In late winter to early spring, adults begin to congregate around permanent water bodies. At this time, vocalization is restricted to infrequent, quiet, low trills, which differ from the advertisement call. Passmore (1978) found that males call from bare or sparsely vegetated areas of the shoreline, usually within 20 cm of the water’s edge. The average distance between calling males is about 80 cm; a distance of less than 20 cm usually elicits a territorial call that results in one of the males moving away from the other (Text from Minter et al., 2004, © SI/MAB Biodiversity Program).
The calls that the males produce come from the same kinds of lateral vocal sacs either side of the head. The call they produce sounds very different and can help you identify them as it sounds like a ‘wah wah wah’ (Text from Measey et al. 2009, © SANBI).
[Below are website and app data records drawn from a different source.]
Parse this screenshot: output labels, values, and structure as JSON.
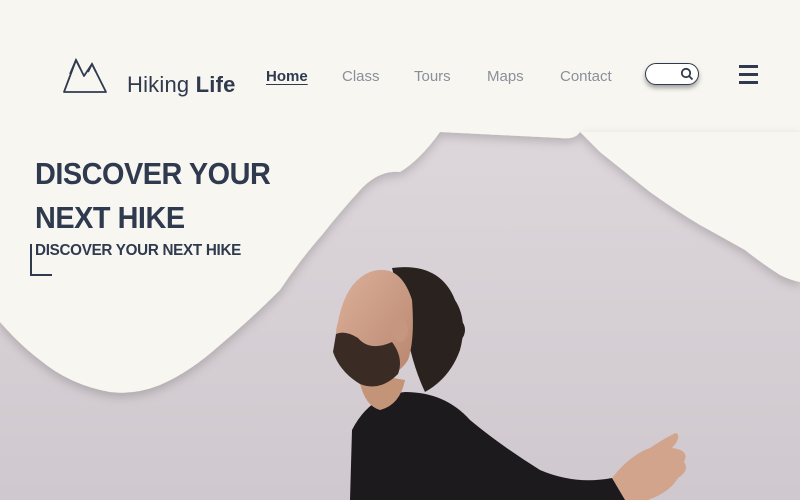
{
  "brand": {
    "name_light": "Hiking",
    "name_bold": "Life",
    "logo_icon": "mountain-icon"
  },
  "nav": {
    "items": [
      {
        "label": "Home",
        "active": true
      },
      {
        "label": "Class",
        "active": false
      },
      {
        "label": "Tours",
        "active": false
      },
      {
        "label": "Maps",
        "active": false
      },
      {
        "label": "Contact",
        "active": false
      }
    ]
  },
  "search": {
    "icon": "search-icon"
  },
  "menu": {
    "icon": "hamburger-menu-icon"
  },
  "hero": {
    "title": "DISCOVER YOUR NEXT HIKE",
    "subtitle": "DISCOVER YOUR NEXT HIKE",
    "image": "man-with-open-arms-photo"
  },
  "colors": {
    "paper": "#f6f5ef",
    "navy": "#2f3a4f",
    "nav_muted": "#8a8f99",
    "sky": "#d9d3d8"
  }
}
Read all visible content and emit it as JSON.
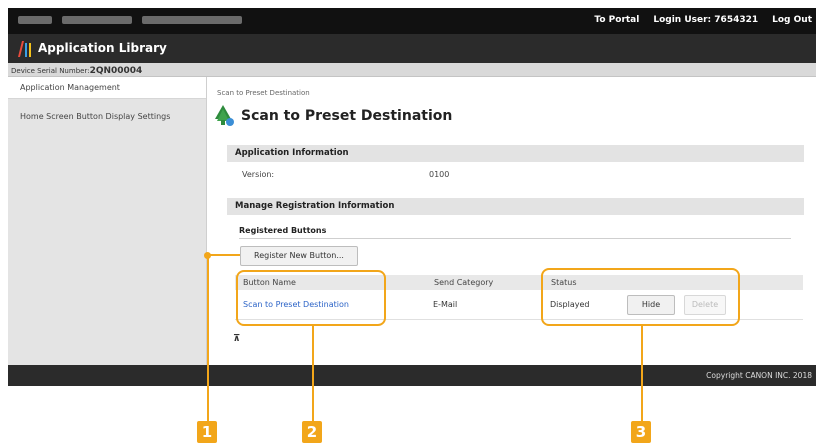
{
  "topbar": {
    "portal_link": "To Portal",
    "login_label": "Login User:",
    "login_user": "7654321",
    "logout_link": "Log Out"
  },
  "app": {
    "title": "Application Library"
  },
  "device": {
    "serial_label": "Device Serial Number:",
    "serial_value": "2QN00004"
  },
  "sidebar": {
    "items": [
      {
        "label": "Application Management",
        "active": true
      },
      {
        "label": "Home Screen Button Display Settings",
        "active": false
      }
    ]
  },
  "main": {
    "breadcrumb": "Scan to Preset Destination",
    "title": "Scan to Preset Destination",
    "app_info": {
      "heading": "Application Information",
      "version_label": "Version:",
      "version_value": "0100"
    },
    "manage": {
      "heading": "Manage Registration Information",
      "subheading": "Registered Buttons",
      "register_button": "Register New Button...",
      "columns": [
        "Button Name",
        "Send Category",
        "Status"
      ],
      "rows": [
        {
          "button_name": "Scan to Preset Destination",
          "send_category": "E-Mail",
          "status": "Displayed",
          "hide_label": "Hide",
          "delete_label": "Delete"
        }
      ]
    }
  },
  "footer": {
    "copyright": "Copyright CANON INC. 2018"
  },
  "callouts": [
    "1",
    "2",
    "3"
  ],
  "colors": {
    "accent": "#f2a61a",
    "link": "#2b63c7",
    "header": "#2b2b2b"
  }
}
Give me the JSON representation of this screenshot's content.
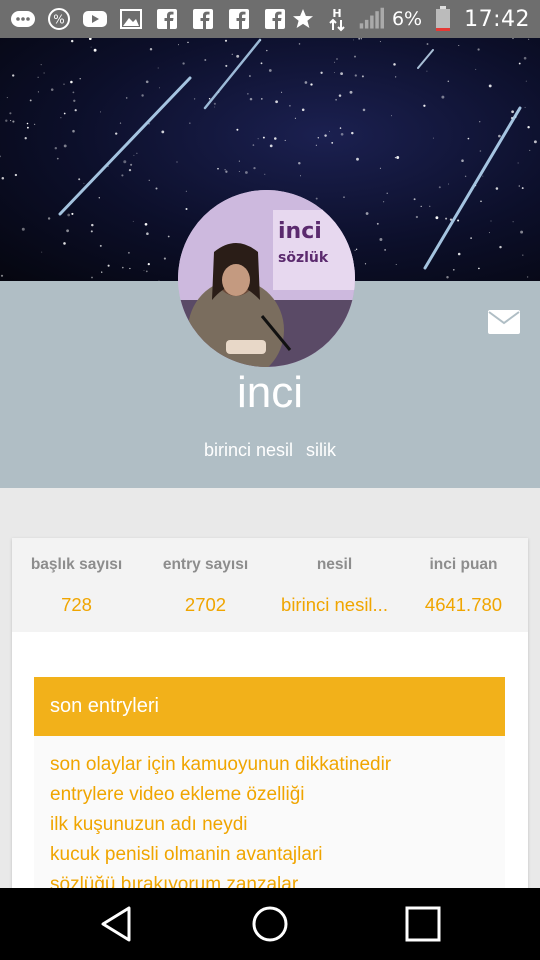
{
  "status_bar": {
    "icons": [
      "messages-icon",
      "percent-icon",
      "youtube-icon",
      "image-icon",
      "facebook-icon",
      "facebook-icon",
      "facebook-icon",
      "facebook-icon",
      "star-icon",
      "data-hplus-icon",
      "signal-icon"
    ],
    "battery_percent": "6%",
    "time": "17:42"
  },
  "profile": {
    "username": "inci",
    "generation": "birinci nesil",
    "status": "silik"
  },
  "stats": [
    {
      "label": "başlık sayısı",
      "value": "728"
    },
    {
      "label": "entry sayısı",
      "value": "2702"
    },
    {
      "label": "nesil",
      "value": "birinci nesil..."
    },
    {
      "label": "inci puan",
      "value": "4641.780"
    }
  ],
  "entries": {
    "header": "son entryleri",
    "items": [
      "son olaylar için kamuoyunun dikkatinedir",
      "entrylere video ekleme özelliği",
      "ilk kuşunuzun adı neydi",
      "kucuk penisli olmanin avantajlari",
      "sözlüğü bırakıyorum zanzalar"
    ]
  },
  "colors": {
    "accent": "#f2b11a",
    "band": "#b0bec5",
    "stat_value": "#f0a500"
  }
}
Males call near the edge of temporary pools and flooded grasslands. The call is a rapid high-pitched trill repeated three times every two seconds (Harper et al., 2010).
The tadpoles break out of the jelly capsule after 24 hours and develop rapidly (Stewart 1967), undergoing metamorphosis and leaving the water three weeks later (Text from Minter et al., 2004, © SI/MAB Biodiversity Program).
Tadpoles are brown above and light below with a clear fin and may reach 45 mm in length (Text from Harper et al., 2010).
Modes and Mechanisms of Locomotion
This frog is a keen jumper that will catapolt as soon as it is disturbed. If it reach the water on the first jump, it will either jump again, or disappear into the bottom of the grass (Measey et al. 2009, © SANBI).
IUCN Red List Category and Justification of Conservation Status
The IUCN Red List (2004) categorizes this species as Least Concern in view of its very wide distribution, its tolerance of a broad range of habitats, its presumed large population, and because it is unlikely to be declining fast enough to qualify for listing in a more threatened category (Poynton et al., 2004).
P. anchietae does not appear to be at risk as much of its habitat is used for game and cattle farming and is relatively undisturbed. The species occurs in a number of provincial nature reserves and national parks (Text from Minter et al., 2004, © SI/MAB Biodiversity Program).
Ptychadena anchietae is an adaptable species that is only likely to be facing localized threats. Chytrid fungus was detected in this species in Kenya (Poynton et al., 2004).
Conservation Actions and Management
This species occurs in many protected areas (Poynton et al., 2004).
- Rana anchietae Bocage, 1868 "1867" (synonym)
- Rana abyssinica Peters, 1881 (synonym)
- Rana gondokorensis Werner, 1908 "1907" (synonym)
- Rana aberae Ahl, 1925 "1923" (synonym)
- Rana oxyrhynchus migiurtina Scortecci, 1933 (synonym)
- Ptychadena abyssinica — Guibé and Lamotte, 1961 "1960" (synonym)
- Rana (Ptychadena) abyssinica — Pienaar, 1963 (synonym)
- Ptychadena anchietae — Poynton, 1964 (synonym)
- Ptychadena (Ptychadena) anchietae — Dubois, 1992 (synonym)